Members of a Toronto advocacy group installed a white ghost bike near a major road in Milton on Sunday in memory of a Mississauga man who loved to cycle.
Ignacio Viana, 81, went missing on a long bike ride. He was found dead by a passerby in the area of Lower Base Line West, east of Sixth Line, on Thursday, Sept. 23 at about 10:25 a.m., according to Halton Regional Police.
Viana had been reported missing to Peel Regional Police on Sept. 17. He was last seen at his home in Mississauga on that day at about 10 a.m., wearing an orange cycling jersey and riding a grey bicycle.
Family members say they have been told that Viana died of a heart attack and he was found in a ditch by the side of the road. Police have not released his official cause of death.
Viana used to cycle about 50 kilometres a day. Advocacy for Respect for Cyclists (ARC) set up the ghost bike.
When his wife, Nybia Viana, 87, was asked what she will miss about her husband, she said in Spanish: "Everything."
Nybia and Ignacio were from Uruguay and came to Canada in 1976. They were married for 52 years. Ignacio cycled from an early age. Two years ago, he fulfilled a life long dream, which was to go on a trip to Spain and to ride a portion of the Tour de France.
His niece, Nancy Serron, said: "Her favourite thing is when they took off in the car and they went with no particular destination. Sometimes they would go and would go to little towns."
Serron added: "He loved being in the country roads where there are no cars and he could just cycle. When you saw him talk about cycling, which was his passion, you could see a sparkle in his eye."
She said Ignacio acted as a father to her because her own father died at a young age. Ignacio was "helpful" and "humble" and never asked for anything in return, she said. "He was there for everybody."
Joey Schwartz, a co-ordinator of ARC, said the ghost bike will serve as a visual reminder. ARC, which began in 1996, describes itself as the people who place white bikes as memorials to fallen cyclists.
"It's nice to remind people that a cyclist died here and died what he liked doing, which was endurance cycling," Schwartz said on Sunday.
Schwartz said Lower Base Line is a busy route for long-distance cyclists that acts as a gateway to parts of Southwestern Ontario.
"I think it's great that someone can be active in their older age and basically die doing what they enjoy doing and do it in a way that basically in a way that shows spirit. The man really had a good spirit for cycling."
'We see ourselves in these bikes'
Geoffrey Bercarich, another coordinator of ARC, added: "We see ourselves in these bikes. All the time. Whenever I put one up, I always think, it could be me. That's me.
"And that's one of the main reasons I do this, to try to convey that concern that we are not riding alone. We all share the road together, motorists, cyclists, pedestrians, together. We can all remember that it needs to be a complete street that can be used by everyone, not just simply an exclusive population."

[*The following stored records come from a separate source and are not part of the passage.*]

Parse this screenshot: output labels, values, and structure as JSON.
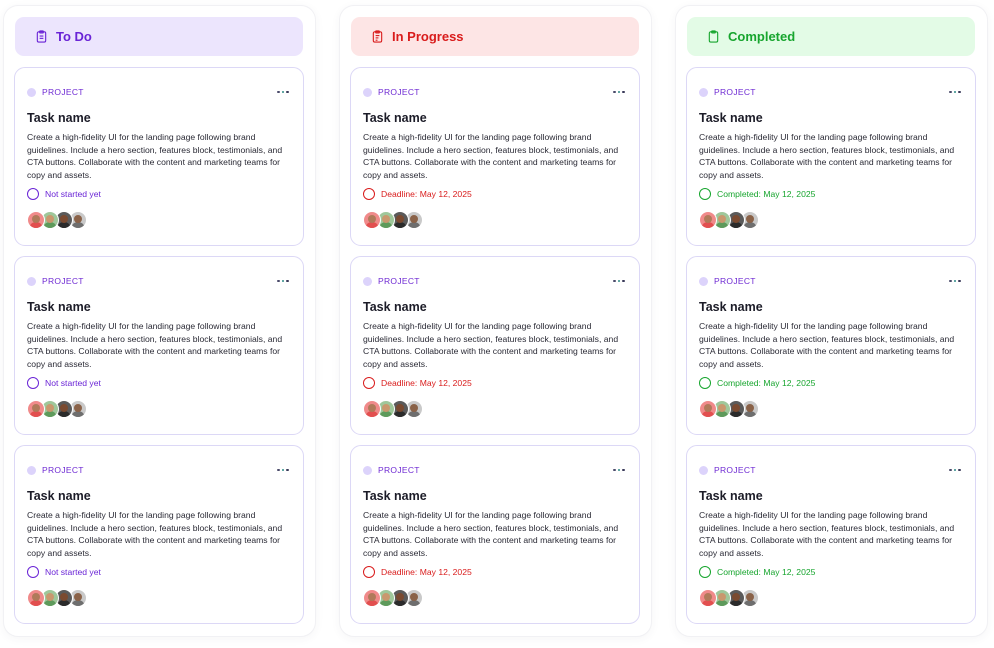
{
  "columns": [
    {
      "title": "To Do",
      "header_bg": "#ece5fd",
      "header_color": "#6a24d6",
      "icon": "clipboard-list-icon",
      "status_color": "#6a24d6",
      "cards": [
        {
          "project_label": "PROJECT",
          "title": "Task name",
          "description": "Create a high-fidelity UI for the landing page following brand guidelines. Include a hero section, features block, testimonials, and CTA buttons. Collaborate with the content and marketing teams for copy and assets.",
          "status": "Not started yet"
        },
        {
          "project_label": "PROJECT",
          "title": "Task name",
          "description": "Create a high-fidelity UI for the landing page following brand guidelines. Include a hero section, features block, testimonials, and CTA buttons. Collaborate with the content and marketing teams for copy and assets.",
          "status": "Not started yet"
        },
        {
          "project_label": "PROJECT",
          "title": "Task name",
          "description": "Create a high-fidelity UI for the landing page following brand guidelines. Include a hero section, features block, testimonials, and CTA buttons. Collaborate with the content and marketing teams for copy and assets.",
          "status": "Not started yet"
        }
      ]
    },
    {
      "title": "In Progress",
      "header_bg": "#fde5e5",
      "header_color": "#d91c1c",
      "icon": "clipboard-edit-icon",
      "status_color": "#d91c1c",
      "cards": [
        {
          "project_label": "PROJECT",
          "title": "Task name",
          "description": "Create a high-fidelity UI for the landing page following brand guidelines. Include a hero section, features block, testimonials, and CTA buttons. Collaborate with the content and marketing teams for copy and assets.",
          "status": "Deadline: May 12, 2025"
        },
        {
          "project_label": "PROJECT",
          "title": "Task name",
          "description": "Create a high-fidelity UI for the landing page following brand guidelines. Include a hero section, features block, testimonials, and CTA buttons. Collaborate with the content and marketing teams for copy and assets.",
          "status": "Deadline: May 12, 2025"
        },
        {
          "project_label": "PROJECT",
          "title": "Task name",
          "description": "Create a high-fidelity UI for the landing page following brand guidelines. Include a hero section, features block, testimonials, and CTA buttons. Collaborate with the content and marketing teams for copy and assets.",
          "status": "Deadline: May 12, 2025"
        }
      ]
    },
    {
      "title": "Completed",
      "header_bg": "#e3fbe6",
      "header_color": "#17a52e",
      "icon": "clipboard-check-icon",
      "status_color": "#17a52e",
      "cards": [
        {
          "project_label": "PROJECT",
          "title": "Task name",
          "description": "Create a high-fidelity UI for the landing page following brand guidelines. Include a hero section, features block, testimonials, and CTA buttons. Collaborate with the content and marketing teams for copy and assets.",
          "status": "Completed: May 12, 2025"
        },
        {
          "project_label": "PROJECT",
          "title": "Task name",
          "description": "Create a high-fidelity UI for the landing page following brand guidelines. Include a hero section, features block, testimonials, and CTA buttons. Collaborate with the content and marketing teams for copy and assets.",
          "status": "Completed: May 12, 2025"
        },
        {
          "project_label": "PROJECT",
          "title": "Task name",
          "description": "Create a high-fidelity UI for the landing page following brand guidelines. Include a hero section, features block, testimonials, and CTA buttons. Collaborate with the content and marketing teams for copy and assets.",
          "status": "Completed: May 12, 2025"
        }
      ]
    }
  ],
  "avatars": [
    {
      "bg": "#f08a8a",
      "face": "#b07a5a",
      "body": "#e24f4f"
    },
    {
      "bg": "#9fc79a",
      "face": "#c9986e",
      "body": "#5e9a5b"
    },
    {
      "bg": "#5a5a5a",
      "face": "#7a4a30",
      "body": "#2b2b2b"
    },
    {
      "bg": "#c9c9c9",
      "face": "#8a6248",
      "body": "#6e6e6e"
    }
  ]
}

Bercarich said it is the "ultimate nightmare" for cyclists to be left alone for hours on a country road. "I really wish that he wasn't alone like that," he said.
ARC members biked 10 kilometres from the Oakville GO station to where Viana was found dead in Milton. They chained a white bike to a street sign in his honour. Serron spoke to group members at the site.
"We always thought of my uncle as superman. He cycled every day for 50K at his age. It was an amazing feat," she said. "It happened so suddenly for us. It crushed us."
Serron thanked group members for helping to look for her uncle, saying they have restored her faith in humanity. "You guys have made a nightmare more bearable. All your messages, your texts, your calls, we really appreciate it. Thank you for being there for us and showing your love and support," she said.